A great friend and motivator, Biles played a direct role in helping Jordan Chiles getting to her first Olympics. While so many news outlets are running with Gina Chiles’s upcoming prison term for wire fraud, more of that spotlight should shine on Biles and Chiles’s friendship and the direct role it has played in Chiles’ Olympic success. When Chiles struggled with her training, Biles invited her to leave Vancouver, Washington and come train with her and her coaches at her family-owned World Champions Centre in Spring, Texas, just outside Houston.
“I'm really proud of her,” Biles beamed. “I saw the strength and the talent she had, and I figured it just needed to be used. So, when she [told] me about those hardships that she was having, I was like, ‘well, what if you just come train with me?’ . . . So she made that move as soon as she graduated, and now she's going to the Olympics.”
Going the distance for other women is becoming one of Biles’s most well-known signature move. In April, she fueled the athletic sponsorship landscape shakeup by leaving industry leader Nike for a partnership with Gap’s female-centered Athleta brand, joining track star and six-time Olympic gold medalist Allyson Felix there. “That was super exciting,” she told EBONY of the move. “I feel like the brand supports me. It's by women so it's very empowering. I feel like they support me in and out of the gym for all of my dreams. And, I think our partnership so far has been absolutely amazing. We just did a campaign, kind of the team surrounding me who built me, because I feel like people tend to forget that. So it's been really exciting. And, the partnership has just been outstanding.”
Intentional with whom she aligns her brand of her millions of Instagram, Facebook, Twitter, and TikTok followers, Biles also has high praise for United, which has been the official airline of Team USA for 40 years, flying athletes, coaches, staff and equipment to the Games and competitions around the world. Prior to the kickoff of the Olympics in Tokyo, United featured Biles, alongside its other Olympic and Paralympic ambassadors, in an energetic commercial. “I feel like they believe in my dreams on and off the mat and they've always gotten me to all my destinations safely.”

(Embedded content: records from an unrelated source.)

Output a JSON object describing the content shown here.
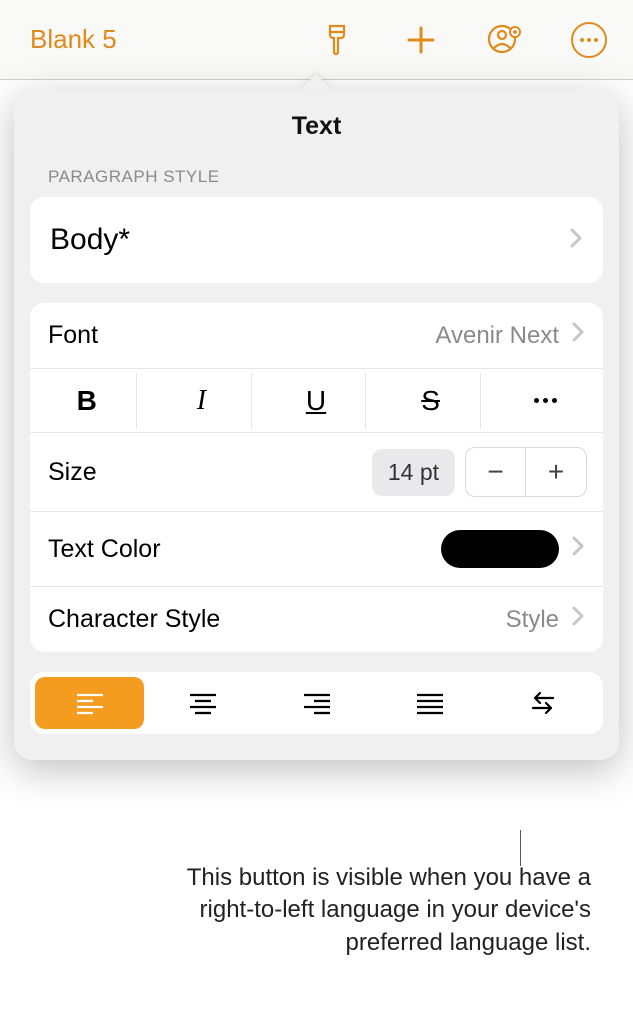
{
  "toolbar": {
    "doc_title": "Blank 5"
  },
  "popover": {
    "title": "Text",
    "section_label": "Paragraph Style",
    "paragraph_style": "Body*",
    "font_label": "Font",
    "font_value": "Avenir Next",
    "size_label": "Size",
    "size_value": "14 pt",
    "textcolor_label": "Text Color",
    "charstyle_label": "Character Style",
    "charstyle_value": "Style"
  },
  "callout": "This button is visible when you have a right-to-left language in your device's preferred language list."
}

Despite the obvious threat COVID continues to pose, Biles, who will be competing without her family and boyfriend cheering her on, as well as leaving Tokyo within 24 to 48 hours after she competes, is still excited to participate in something so much bigger than herself. “I feel [the Olympics] unite the world for a little bit of world peace for those three weeks,” she explained. Adding that “I feel like, honestly, it might be needed. We've had sports here and there through the off-seasons and the seasons, but to have the Olympics, it brings the whole entire world together.”
And the whole world will be watching Simone Biles as she flies into further greatness.
Ronda Racha Penrice is the author of Black American History For Dummies.